Assigned task =>
Could you write out all of the data again, word for word?

──────── Extracted material ────────

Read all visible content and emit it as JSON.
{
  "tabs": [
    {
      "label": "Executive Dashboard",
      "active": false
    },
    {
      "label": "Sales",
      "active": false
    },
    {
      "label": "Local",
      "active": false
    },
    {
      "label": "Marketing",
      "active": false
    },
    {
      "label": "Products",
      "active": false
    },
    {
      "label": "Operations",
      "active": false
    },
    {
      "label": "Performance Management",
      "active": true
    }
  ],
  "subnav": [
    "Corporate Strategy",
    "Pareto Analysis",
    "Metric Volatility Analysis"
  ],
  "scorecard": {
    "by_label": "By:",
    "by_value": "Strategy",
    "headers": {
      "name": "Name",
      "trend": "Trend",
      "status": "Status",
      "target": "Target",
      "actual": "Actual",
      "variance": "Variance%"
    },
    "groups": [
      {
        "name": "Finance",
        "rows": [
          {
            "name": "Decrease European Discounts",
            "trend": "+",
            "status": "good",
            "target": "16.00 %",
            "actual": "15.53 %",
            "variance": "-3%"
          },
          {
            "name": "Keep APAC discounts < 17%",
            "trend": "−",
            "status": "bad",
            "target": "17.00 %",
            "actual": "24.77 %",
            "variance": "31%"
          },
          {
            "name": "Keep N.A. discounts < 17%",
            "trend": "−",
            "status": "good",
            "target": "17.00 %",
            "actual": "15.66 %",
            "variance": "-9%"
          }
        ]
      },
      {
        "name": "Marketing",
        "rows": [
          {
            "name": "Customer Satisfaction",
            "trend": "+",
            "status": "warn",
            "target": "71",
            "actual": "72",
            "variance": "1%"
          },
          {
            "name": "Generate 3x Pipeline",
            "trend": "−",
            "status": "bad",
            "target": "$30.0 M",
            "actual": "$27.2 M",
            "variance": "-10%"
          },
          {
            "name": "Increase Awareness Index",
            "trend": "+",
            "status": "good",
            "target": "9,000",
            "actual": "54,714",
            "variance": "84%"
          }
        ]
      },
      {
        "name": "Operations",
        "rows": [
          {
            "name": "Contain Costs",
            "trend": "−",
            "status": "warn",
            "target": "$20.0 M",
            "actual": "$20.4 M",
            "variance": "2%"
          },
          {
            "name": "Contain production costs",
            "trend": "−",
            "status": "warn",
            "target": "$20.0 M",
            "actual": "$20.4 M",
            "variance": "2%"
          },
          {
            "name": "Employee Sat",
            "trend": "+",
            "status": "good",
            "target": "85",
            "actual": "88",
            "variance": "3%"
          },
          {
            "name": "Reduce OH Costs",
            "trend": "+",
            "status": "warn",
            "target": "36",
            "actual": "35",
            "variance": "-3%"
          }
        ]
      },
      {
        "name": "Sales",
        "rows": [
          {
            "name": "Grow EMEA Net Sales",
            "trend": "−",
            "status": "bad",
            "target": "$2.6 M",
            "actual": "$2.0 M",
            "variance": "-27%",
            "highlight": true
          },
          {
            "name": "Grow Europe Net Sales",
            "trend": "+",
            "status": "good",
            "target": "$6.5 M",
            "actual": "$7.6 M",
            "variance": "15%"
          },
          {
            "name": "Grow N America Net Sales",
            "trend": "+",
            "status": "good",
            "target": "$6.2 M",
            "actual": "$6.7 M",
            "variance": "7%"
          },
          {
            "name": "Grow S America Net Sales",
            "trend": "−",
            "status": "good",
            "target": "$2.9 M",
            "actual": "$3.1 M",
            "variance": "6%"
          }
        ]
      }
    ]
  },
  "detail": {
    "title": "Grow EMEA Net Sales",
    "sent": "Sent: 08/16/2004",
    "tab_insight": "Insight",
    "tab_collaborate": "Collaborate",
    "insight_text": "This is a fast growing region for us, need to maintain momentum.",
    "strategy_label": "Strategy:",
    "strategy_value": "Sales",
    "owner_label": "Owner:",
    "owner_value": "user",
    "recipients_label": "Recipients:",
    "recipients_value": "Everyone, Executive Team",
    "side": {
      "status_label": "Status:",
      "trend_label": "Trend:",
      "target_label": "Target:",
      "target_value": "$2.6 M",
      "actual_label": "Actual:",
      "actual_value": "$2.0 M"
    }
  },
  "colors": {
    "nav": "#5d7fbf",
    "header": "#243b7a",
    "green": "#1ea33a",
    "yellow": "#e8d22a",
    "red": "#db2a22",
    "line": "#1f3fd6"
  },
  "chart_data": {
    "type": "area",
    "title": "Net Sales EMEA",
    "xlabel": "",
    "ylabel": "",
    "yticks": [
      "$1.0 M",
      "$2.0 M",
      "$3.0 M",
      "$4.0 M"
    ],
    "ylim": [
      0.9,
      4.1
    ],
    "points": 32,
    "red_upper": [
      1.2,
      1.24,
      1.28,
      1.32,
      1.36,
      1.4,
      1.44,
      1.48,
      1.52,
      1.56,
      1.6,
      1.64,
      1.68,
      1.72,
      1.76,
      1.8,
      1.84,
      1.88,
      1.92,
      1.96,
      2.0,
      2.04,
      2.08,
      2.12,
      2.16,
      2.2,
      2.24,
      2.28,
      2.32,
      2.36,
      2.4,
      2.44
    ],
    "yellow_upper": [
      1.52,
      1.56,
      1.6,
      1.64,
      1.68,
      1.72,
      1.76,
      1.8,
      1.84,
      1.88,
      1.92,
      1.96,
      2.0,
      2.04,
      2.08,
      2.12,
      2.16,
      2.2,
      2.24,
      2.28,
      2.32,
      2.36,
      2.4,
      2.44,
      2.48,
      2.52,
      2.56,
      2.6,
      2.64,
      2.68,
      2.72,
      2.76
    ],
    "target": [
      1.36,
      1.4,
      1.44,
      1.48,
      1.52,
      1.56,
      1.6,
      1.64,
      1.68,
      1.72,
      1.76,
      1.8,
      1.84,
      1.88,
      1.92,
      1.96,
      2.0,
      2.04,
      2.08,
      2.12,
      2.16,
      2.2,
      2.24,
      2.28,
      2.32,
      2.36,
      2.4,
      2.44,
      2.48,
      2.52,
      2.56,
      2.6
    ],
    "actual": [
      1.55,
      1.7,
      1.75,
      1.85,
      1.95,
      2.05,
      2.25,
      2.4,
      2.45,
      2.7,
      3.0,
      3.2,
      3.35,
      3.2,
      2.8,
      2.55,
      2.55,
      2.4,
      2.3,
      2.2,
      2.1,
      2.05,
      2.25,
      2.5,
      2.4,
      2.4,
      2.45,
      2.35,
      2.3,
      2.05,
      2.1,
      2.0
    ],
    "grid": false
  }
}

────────

Your response =>
Read all visible content and emit it as JSON.
{
  "tabs": [
    {
      "label": "Executive Dashboard",
      "active": false
    },
    {
      "label": "Sales",
      "active": false
    },
    {
      "label": "Local",
      "active": false
    },
    {
      "label": "Marketing",
      "active": false
    },
    {
      "label": "Products",
      "active": false
    },
    {
      "label": "Operations",
      "active": false
    },
    {
      "label": "Performance Management",
      "active": true
    }
  ],
  "subnav": [
    "Corporate Strategy",
    "Pareto Analysis",
    "Metric Volatility Analysis"
  ],
  "scorecard": {
    "by_label": "By:",
    "by_value": "Strategy",
    "headers": {
      "name": "Name",
      "trend": "Trend",
      "status": "Status",
      "target": "Target",
      "actual": "Actual",
      "variance": "Variance%"
    },
    "groups": [
      {
        "name": "Finance",
        "rows": [
          {
            "name": "Decrease European Discounts",
            "trend": "+",
            "status": "good",
            "target": "16.00 %",
            "actual": "15.53 %",
            "variance": "-3%"
          },
          {
            "name": "Keep APAC discounts < 17%",
            "trend": "−",
            "status": "bad",
            "target": "17.00 %",
            "actual": "24.77 %",
            "variance": "31%"
          },
          {
            "name": "Keep N.A. discounts < 17%",
            "trend": "−",
            "status": "good",
            "target": "17.00 %",
            "actual": "15.66 %",
            "variance": "-9%"
          }
        ]
      },
      {
        "name": "Marketing",
        "rows": [
          {
            "name": "Customer Satisfaction",
            "trend": "+",
            "status": "warn",
            "target": "71",
            "actual": "72",
            "variance": "1%"
          },
          {
            "name": "Generate 3x Pipeline",
            "trend": "−",
            "status": "bad",
            "target": "$30.0 M",
            "actual": "$27.2 M",
            "variance": "-10%"
          },
          {
            "name": "Increase Awareness Index",
            "trend": "+",
            "status": "good",
            "target": "9,000",
            "actual": "54,714",
            "variance": "84%"
          }
        ]
      },
      {
        "name": "Operations",
        "rows": [
          {
            "name": "Contain Costs",
            "trend": "−",
            "status": "warn",
            "target": "$20.0 M",
            "actual": "$20.4 M",
            "variance": "2%"
          },
          {
            "name": "Contain production costs",
            "trend": "−",
            "status": "warn",
            "target": "$20.0 M",
            "actual": "$20.4 M",
            "variance": "2%"
          },
          {
            "name": "Employee Sat",
            "trend": "+",
            "status": "good",
            "target": "85",
            "actual": "88",
            "variance": "3%"
          },
          {
            "name": "Reduce OH Costs",
            "trend": "+",
            "status": "warn",
            "target": "36",
            "actual": "35",
            "variance": "-3%"
          }
        ]
      },
      {
        "name": "Sales",
        "rows": [
          {
            "name": "Grow EMEA Net Sales",
            "trend": "−",
            "status": "bad",
            "target": "$2.6 M",
            "actual": "$2.0 M",
            "variance": "-27%",
            "highlight": true
          },
          {
            "name": "Grow Europe Net Sales",
            "trend": "+",
            "status": "good",
            "target": "$6.5 M",
            "actual": "$7.6 M",
            "variance": "15%"
          },
          {
            "name": "Grow N America Net Sales",
            "trend": "+",
            "status": "good",
            "target": "$6.2 M",
            "actual": "$6.7 M",
            "variance": "7%"
          },
          {
            "name": "Grow S America Net Sales",
            "trend": "−",
            "status": "good",
            "target": "$2.9 M",
            "actual": "$3.1 M",
            "variance": "6%"
          }
        ]
      }
    ]
  },
  "detail": {
    "title": "Grow EMEA Net Sales",
    "sent": "Sent: 08/16/2004",
    "tab_insight": "Insight",
    "tab_collaborate": "Collaborate",
    "insight_text": "This is a fast growing region for us, need to maintain momentum.",
    "strategy_label": "Strategy:",
    "strategy_value": "Sales",
    "owner_label": "Owner:",
    "owner_value": "user",
    "recipients_label": "Recipients:",
    "recipients_value": "Everyone, Executive Team",
    "side": {
      "status_label": "Status:",
      "trend_label": "Trend:",
      "target_label": "Target:",
      "target_value": "$2.6 M",
      "actual_label": "Actual:",
      "actual_value": "$2.0 M"
    }
  },
  "colors": {
    "nav": "#5d7fbf",
    "header": "#243b7a",
    "green": "#1ea33a",
    "yellow": "#e8d22a",
    "red": "#db2a22",
    "line": "#1f3fd6"
  },
  "chart_data": {
    "type": "area",
    "title": "Net Sales EMEA",
    "xlabel": "",
    "ylabel": "",
    "yticks": [
      "$1.0 M",
      "$2.0 M",
      "$3.0 M",
      "$4.0 M"
    ],
    "ylim": [
      0.9,
      4.1
    ],
    "points": 32,
    "red_upper": [
      1.2,
      1.24,
      1.28,
      1.32,
      1.36,
      1.4,
      1.44,
      1.48,
      1.52,
      1.56,
      1.6,
      1.64,
      1.68,
      1.72,
      1.76,
      1.8,
      1.84,
      1.88,
      1.92,
      1.96,
      2.0,
      2.04,
      2.08,
      2.12,
      2.16,
      2.2,
      2.24,
      2.28,
      2.32,
      2.36,
      2.4,
      2.44
    ],
    "yellow_upper": [
      1.52,
      1.56,
      1.6,
      1.64,
      1.68,
      1.72,
      1.76,
      1.8,
      1.84,
      1.88,
      1.92,
      1.96,
      2.0,
      2.04,
      2.08,
      2.12,
      2.16,
      2.2,
      2.24,
      2.28,
      2.32,
      2.36,
      2.4,
      2.44,
      2.48,
      2.52,
      2.56,
      2.6,
      2.64,
      2.68,
      2.72,
      2.76
    ],
    "target": [
      1.36,
      1.4,
      1.44,
      1.48,
      1.52,
      1.56,
      1.6,
      1.64,
      1.68,
      1.72,
      1.76,
      1.8,
      1.84,
      1.88,
      1.92,
      1.96,
      2.0,
      2.04,
      2.08,
      2.12,
      2.16,
      2.2,
      2.24,
      2.28,
      2.32,
      2.36,
      2.4,
      2.44,
      2.48,
      2.52,
      2.56,
      2.6
    ],
    "actual": [
      1.55,
      1.7,
      1.75,
      1.85,
      1.95,
      2.05,
      2.25,
      2.4,
      2.45,
      2.7,
      3.0,
      3.2,
      3.35,
      3.2,
      2.8,
      2.55,
      2.55,
      2.4,
      2.3,
      2.2,
      2.1,
      2.05,
      2.25,
      2.5,
      2.4,
      2.4,
      2.45,
      2.35,
      2.3,
      2.05,
      2.1,
      2.0
    ],
    "grid": false
  }
}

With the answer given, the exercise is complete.